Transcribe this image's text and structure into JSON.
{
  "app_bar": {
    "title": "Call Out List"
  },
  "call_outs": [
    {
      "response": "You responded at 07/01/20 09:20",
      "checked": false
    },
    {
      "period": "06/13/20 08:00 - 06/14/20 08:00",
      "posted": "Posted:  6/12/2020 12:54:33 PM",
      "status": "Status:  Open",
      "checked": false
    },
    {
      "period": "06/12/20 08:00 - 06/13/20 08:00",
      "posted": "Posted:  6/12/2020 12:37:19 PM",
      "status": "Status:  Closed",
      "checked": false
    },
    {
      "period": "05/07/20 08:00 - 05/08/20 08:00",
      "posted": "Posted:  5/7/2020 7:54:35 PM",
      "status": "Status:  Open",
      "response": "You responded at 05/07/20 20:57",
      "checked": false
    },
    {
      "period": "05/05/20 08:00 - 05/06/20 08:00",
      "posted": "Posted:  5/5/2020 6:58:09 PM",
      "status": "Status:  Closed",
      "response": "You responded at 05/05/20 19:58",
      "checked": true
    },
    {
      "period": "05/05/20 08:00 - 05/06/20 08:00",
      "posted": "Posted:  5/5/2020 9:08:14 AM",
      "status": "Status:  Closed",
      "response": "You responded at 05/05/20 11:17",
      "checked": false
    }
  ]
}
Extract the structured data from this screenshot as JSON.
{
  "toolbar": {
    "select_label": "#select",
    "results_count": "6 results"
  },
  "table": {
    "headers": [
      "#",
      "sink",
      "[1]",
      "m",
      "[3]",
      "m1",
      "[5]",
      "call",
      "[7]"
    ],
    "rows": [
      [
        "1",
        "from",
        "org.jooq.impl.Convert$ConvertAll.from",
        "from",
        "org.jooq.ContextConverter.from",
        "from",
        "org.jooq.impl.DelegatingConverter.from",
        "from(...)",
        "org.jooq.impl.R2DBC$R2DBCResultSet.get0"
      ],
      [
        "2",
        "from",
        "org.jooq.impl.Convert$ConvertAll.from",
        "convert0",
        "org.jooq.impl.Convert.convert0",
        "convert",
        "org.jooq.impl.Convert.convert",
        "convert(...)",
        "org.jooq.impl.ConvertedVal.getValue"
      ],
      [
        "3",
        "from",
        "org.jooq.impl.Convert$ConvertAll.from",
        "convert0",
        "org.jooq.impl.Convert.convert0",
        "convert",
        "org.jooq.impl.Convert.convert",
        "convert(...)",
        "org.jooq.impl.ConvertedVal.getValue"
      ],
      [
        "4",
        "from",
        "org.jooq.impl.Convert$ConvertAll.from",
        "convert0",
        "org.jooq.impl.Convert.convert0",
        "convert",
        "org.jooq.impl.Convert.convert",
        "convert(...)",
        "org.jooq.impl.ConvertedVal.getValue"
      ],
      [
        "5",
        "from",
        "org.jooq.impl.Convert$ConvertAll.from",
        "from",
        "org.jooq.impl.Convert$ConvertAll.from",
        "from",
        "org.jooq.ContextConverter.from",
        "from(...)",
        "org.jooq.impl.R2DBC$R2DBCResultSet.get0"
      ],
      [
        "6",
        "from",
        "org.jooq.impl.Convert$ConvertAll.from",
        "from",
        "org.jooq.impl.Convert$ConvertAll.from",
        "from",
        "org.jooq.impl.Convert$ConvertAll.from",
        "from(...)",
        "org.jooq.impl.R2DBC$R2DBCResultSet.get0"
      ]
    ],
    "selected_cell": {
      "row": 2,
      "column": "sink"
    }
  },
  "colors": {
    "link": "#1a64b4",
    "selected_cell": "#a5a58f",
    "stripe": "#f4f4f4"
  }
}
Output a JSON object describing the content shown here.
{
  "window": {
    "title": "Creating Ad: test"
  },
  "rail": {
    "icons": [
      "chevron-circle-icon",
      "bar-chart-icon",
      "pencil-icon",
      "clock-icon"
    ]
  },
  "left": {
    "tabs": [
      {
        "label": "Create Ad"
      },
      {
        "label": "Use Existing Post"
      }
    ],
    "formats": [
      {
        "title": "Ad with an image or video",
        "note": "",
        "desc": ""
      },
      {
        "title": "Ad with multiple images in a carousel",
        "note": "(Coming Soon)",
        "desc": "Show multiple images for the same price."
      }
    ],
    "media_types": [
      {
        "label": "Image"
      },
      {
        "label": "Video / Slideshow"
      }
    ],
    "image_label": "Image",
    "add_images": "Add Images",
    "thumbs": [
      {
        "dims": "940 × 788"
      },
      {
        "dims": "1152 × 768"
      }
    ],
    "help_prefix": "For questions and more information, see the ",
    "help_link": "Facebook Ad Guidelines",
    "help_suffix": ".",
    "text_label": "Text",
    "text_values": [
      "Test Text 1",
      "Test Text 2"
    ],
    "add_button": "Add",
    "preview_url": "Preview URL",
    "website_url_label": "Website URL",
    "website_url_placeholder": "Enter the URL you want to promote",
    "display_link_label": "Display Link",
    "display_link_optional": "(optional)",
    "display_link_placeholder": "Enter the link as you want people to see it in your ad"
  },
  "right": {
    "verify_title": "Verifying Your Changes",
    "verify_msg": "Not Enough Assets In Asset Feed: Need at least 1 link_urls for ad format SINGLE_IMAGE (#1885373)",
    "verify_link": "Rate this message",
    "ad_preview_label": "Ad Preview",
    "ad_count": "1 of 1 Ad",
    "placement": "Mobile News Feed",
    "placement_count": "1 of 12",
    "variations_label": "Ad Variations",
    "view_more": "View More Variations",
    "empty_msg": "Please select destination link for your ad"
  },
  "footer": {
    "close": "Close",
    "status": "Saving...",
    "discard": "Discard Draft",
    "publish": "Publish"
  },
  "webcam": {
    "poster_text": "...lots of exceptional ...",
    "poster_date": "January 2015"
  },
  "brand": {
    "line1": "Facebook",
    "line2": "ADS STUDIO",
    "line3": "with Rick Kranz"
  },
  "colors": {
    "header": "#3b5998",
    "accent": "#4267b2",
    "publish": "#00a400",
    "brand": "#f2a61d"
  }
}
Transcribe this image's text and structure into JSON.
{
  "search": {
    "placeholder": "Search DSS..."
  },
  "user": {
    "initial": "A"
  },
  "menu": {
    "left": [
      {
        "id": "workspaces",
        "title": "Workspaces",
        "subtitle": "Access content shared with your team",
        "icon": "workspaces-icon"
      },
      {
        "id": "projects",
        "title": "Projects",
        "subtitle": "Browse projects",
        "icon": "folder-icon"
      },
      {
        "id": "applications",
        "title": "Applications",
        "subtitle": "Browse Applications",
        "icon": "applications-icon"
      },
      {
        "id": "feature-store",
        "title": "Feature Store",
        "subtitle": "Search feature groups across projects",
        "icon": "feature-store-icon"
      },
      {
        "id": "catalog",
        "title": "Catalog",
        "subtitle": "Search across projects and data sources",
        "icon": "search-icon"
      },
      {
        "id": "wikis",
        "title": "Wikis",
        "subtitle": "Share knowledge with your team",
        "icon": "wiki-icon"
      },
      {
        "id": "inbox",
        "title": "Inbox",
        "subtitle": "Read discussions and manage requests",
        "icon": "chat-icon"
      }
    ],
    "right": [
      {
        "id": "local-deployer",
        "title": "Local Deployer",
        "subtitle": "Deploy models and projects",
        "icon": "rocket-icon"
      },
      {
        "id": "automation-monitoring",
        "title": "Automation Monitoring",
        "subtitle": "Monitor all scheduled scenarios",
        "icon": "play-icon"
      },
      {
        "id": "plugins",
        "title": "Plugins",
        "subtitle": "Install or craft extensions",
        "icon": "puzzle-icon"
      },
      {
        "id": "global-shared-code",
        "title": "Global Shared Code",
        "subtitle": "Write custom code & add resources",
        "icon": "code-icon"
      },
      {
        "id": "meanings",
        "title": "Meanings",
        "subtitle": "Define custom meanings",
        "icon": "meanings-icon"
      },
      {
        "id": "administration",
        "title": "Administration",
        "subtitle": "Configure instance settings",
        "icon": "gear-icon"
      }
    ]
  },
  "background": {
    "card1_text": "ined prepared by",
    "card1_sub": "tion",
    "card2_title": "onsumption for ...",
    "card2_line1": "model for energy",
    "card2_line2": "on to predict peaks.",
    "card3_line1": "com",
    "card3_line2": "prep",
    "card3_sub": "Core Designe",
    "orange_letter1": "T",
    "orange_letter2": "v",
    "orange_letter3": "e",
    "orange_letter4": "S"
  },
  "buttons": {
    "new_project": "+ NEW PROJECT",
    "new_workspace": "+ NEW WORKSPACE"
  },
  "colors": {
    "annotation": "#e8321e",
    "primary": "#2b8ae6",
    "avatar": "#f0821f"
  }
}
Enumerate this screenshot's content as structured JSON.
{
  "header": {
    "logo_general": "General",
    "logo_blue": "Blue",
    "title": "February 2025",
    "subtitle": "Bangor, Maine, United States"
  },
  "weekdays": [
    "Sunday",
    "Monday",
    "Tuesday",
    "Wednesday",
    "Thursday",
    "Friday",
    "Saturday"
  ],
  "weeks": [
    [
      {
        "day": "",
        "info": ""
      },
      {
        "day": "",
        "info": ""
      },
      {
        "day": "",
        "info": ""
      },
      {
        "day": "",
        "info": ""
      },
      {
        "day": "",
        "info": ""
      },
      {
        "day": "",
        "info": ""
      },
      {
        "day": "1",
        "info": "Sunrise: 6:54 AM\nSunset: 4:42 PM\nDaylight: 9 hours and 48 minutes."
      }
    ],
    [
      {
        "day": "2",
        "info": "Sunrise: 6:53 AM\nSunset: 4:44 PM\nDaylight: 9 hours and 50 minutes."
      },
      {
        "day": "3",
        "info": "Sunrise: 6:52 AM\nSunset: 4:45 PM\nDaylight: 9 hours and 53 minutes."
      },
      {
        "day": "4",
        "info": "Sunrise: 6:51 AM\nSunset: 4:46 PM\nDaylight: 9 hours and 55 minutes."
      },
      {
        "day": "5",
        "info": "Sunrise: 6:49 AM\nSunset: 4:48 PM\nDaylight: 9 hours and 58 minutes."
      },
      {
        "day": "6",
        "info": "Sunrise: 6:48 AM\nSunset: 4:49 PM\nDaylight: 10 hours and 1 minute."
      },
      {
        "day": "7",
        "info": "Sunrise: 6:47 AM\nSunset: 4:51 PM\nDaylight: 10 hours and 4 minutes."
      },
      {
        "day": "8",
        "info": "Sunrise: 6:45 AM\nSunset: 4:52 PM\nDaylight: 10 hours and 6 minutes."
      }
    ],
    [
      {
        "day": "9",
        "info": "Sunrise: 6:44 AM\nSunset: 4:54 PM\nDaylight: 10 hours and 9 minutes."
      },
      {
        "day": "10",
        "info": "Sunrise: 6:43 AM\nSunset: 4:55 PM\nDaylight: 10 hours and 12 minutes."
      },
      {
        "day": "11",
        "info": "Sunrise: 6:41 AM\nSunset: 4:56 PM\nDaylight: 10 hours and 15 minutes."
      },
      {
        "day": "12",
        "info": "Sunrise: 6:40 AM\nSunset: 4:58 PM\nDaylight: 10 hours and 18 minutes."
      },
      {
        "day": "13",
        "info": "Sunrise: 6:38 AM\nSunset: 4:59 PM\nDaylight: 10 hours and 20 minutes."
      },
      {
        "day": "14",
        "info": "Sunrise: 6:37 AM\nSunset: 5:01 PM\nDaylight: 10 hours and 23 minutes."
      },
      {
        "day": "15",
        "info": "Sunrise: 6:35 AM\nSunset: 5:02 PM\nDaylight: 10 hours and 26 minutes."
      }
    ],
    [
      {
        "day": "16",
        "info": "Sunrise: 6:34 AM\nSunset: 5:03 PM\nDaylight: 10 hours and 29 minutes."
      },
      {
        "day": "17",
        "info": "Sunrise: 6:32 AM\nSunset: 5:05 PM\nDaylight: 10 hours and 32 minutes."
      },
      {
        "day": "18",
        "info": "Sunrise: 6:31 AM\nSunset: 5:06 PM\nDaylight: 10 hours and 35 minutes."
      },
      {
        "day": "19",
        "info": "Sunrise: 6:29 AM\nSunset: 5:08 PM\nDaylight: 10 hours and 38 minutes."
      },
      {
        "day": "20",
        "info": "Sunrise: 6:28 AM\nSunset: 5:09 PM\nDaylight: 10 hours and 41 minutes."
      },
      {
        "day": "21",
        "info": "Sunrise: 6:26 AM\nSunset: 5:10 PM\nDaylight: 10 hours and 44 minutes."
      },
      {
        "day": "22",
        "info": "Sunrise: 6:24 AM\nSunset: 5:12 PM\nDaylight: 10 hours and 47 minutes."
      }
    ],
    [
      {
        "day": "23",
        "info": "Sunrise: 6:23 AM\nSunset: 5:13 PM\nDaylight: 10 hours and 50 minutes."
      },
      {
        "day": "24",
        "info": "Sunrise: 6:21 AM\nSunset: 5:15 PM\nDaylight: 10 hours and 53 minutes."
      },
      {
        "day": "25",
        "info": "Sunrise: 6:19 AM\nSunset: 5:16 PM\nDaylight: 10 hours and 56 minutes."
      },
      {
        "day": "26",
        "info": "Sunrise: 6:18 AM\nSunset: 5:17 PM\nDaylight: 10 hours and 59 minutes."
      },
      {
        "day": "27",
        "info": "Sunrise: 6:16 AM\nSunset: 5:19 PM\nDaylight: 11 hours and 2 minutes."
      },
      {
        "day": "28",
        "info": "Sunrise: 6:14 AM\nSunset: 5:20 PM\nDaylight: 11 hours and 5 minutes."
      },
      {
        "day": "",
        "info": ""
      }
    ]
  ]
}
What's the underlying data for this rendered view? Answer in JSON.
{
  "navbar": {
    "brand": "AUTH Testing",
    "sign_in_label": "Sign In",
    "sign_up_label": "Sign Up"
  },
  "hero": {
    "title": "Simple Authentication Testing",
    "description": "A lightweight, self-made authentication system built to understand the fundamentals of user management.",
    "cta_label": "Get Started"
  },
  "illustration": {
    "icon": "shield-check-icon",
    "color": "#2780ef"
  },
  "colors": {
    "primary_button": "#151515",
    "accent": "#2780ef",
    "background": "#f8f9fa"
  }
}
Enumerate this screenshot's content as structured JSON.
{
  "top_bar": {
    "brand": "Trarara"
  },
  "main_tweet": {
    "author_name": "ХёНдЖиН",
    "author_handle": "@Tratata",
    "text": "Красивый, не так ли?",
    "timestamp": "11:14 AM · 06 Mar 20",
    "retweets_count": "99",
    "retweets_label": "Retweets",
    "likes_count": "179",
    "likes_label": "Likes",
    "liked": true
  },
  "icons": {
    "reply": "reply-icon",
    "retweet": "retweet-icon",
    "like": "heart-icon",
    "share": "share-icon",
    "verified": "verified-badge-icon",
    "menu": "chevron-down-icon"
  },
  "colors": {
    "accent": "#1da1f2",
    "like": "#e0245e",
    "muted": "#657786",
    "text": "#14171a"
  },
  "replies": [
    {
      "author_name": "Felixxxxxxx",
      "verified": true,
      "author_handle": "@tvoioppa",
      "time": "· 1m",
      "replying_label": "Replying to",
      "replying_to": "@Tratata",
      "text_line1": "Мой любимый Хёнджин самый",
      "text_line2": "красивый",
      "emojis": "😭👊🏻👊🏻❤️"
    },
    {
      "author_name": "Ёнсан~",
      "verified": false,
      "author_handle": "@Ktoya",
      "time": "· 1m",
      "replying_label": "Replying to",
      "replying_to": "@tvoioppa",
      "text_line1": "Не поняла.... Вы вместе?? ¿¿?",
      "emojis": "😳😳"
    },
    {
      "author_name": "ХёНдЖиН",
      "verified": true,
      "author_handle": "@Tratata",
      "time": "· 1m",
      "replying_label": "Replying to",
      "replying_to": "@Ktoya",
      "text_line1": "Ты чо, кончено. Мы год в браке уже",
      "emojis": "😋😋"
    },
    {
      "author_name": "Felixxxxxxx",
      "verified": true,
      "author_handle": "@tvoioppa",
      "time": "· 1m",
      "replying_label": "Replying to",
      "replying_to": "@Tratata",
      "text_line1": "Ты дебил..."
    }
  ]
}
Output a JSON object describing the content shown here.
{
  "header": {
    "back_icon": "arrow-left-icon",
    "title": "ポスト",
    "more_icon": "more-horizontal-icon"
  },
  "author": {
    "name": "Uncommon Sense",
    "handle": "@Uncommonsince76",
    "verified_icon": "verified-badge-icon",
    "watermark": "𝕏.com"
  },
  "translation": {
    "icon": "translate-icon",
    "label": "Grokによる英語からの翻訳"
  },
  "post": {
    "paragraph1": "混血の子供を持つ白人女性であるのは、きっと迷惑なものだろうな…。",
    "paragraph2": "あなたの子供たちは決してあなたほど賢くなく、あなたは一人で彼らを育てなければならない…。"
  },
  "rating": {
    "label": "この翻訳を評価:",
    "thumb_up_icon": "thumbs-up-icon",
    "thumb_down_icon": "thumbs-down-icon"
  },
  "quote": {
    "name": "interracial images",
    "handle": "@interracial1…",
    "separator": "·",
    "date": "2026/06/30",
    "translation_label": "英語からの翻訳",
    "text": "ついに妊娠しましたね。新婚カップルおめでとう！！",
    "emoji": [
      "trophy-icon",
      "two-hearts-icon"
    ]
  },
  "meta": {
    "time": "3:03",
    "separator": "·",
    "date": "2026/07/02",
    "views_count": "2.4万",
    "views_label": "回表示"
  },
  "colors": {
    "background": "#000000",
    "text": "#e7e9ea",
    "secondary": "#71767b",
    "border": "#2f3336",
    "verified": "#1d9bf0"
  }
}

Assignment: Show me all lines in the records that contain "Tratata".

Expected answer:
    "author_handle": "@Tratata",
      "replying_to": "@Tratata",
      "author_handle": "@Tratata",
      "replying_to": "@Tratata",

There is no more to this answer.